Superman #40 – James Robinson, Writer; Doug Mahnke, Penciller; Jaime Mendoza, Scott Hanna, Inkers; Wil Quintana, Colorist
Ray – 7.5/10
Corrina: Nice Fill-In Issue
WARNING: SPOILERS BELOW
Ray: The current creative team on Superman is wrapping up their run with Action Comics #1000 (where they’ll do one of two lead stories alongside Dan Jurgens) to make room for Brian Bendis, and it’s not a big surprise – they’ve had a lot of fill-ins over the course of their run. By those standards, this is an above-average one. James Robinson drops by for yet another arc on a book (he’s done well on almost everything but the book he’s supposed to be writing regularly, ironically), and this issue is a space adventure that puts the focus squarely on father and son. The issue opens with Clark taking Jon to the Fortress of Solitude. Jon is geeking out as he always does, but it’s a somber occasion – it’s the anniversary of Krypton’s destruction, and Clark attained a recording of the moment from his travels with Booster. Superman watching the destruction of Krypton with his son maybe feels a bit…Batmanesque, but I’ll roll with it.

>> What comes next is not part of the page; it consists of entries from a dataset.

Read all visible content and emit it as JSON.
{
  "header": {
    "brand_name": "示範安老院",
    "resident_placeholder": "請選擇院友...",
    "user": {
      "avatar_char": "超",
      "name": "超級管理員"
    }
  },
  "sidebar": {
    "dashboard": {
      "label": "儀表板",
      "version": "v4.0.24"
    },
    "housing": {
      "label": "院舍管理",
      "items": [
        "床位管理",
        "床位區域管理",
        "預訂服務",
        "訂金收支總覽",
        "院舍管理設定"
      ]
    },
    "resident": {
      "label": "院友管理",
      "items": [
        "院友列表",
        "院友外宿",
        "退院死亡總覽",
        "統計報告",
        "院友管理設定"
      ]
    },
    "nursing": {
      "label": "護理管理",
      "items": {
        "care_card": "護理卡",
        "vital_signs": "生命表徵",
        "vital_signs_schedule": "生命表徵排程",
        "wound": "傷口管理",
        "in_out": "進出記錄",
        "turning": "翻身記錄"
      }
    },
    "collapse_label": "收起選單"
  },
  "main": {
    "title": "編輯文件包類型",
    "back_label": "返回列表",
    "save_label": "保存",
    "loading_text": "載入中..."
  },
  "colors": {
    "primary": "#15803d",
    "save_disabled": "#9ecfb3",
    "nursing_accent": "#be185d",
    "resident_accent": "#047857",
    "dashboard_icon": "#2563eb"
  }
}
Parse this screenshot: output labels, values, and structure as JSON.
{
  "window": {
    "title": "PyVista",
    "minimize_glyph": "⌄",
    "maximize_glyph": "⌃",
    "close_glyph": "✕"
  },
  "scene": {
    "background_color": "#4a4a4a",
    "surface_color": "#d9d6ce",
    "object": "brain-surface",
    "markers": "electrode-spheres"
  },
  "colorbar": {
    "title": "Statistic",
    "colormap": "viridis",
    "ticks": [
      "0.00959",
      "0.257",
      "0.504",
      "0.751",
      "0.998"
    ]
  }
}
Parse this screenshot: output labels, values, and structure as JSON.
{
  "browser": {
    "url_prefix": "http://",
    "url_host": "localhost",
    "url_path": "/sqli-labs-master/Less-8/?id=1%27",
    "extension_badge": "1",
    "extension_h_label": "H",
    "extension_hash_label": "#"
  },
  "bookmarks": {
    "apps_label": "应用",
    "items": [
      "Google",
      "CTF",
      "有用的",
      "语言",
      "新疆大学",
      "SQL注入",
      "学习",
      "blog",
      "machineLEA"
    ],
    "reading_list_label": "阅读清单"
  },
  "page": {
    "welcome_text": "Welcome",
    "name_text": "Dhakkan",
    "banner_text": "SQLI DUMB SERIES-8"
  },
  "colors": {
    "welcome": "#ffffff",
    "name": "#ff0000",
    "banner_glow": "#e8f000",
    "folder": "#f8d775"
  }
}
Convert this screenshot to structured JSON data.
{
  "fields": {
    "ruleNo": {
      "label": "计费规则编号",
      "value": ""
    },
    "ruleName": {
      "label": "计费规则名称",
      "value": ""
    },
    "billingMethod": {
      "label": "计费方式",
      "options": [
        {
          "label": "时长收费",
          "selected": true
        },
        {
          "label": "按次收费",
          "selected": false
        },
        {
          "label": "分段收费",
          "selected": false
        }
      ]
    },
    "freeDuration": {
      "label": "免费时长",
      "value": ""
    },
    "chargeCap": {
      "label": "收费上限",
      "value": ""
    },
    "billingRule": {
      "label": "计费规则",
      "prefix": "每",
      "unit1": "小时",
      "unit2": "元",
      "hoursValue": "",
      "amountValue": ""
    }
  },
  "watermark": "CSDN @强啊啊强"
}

However, before they can reflect, there’s another new development – Superman’s sensors have picked up another planet about to detonate in the same way Krypton did, and what was supposed to be a memorial turns into a rescue mission. My favorite part of Jon’s presence in the Super-books is the way things that are normal for Superman – going into space, for instance – are new for Jon. However, the rescue mission soon takes a sinister turn when it becomes clear that the planet is full of religious fanatics, more willing to die than to abandon their planet. We’ve seen elements of this with the Molians in Green Lanterns, but these are less passive, more hateful. Not only do they refuse Superman’s help, but they sentence him to death for heresy and begin weakening his powers with magic. Fortunately, there’s one scientist on the planet willing to help. It’s not a standout issue, but it does hit most of the intended points and I actually enjoyed it more than quite a few of the arcs by the main creators.
Corrina: As a Superman & Son solo story, this works quite well and reminded me that, once upon a time, Robinson was excellent with fathers and sons (Starman) and with young adventurers (Leave It to Chance.) This isn’t quite up to the level of Robinson’s previous works but it’s a solid read, especially for the younger kids who might be drawn to the story because of Jon.
However, I have to point out that it is bad parenting technique to leave one’s partner out of critical decision making. This “we won’t tell Mom” business between Superman and son ignores the fact, yet again, that Jon has two parents and Lois’ role as a parent should be more than holding back her son. Also, it’s just bad form to take a kid into a dangerous situation without the other parent being informed.
Disclaimer: GeekDad received this comic for review purposes.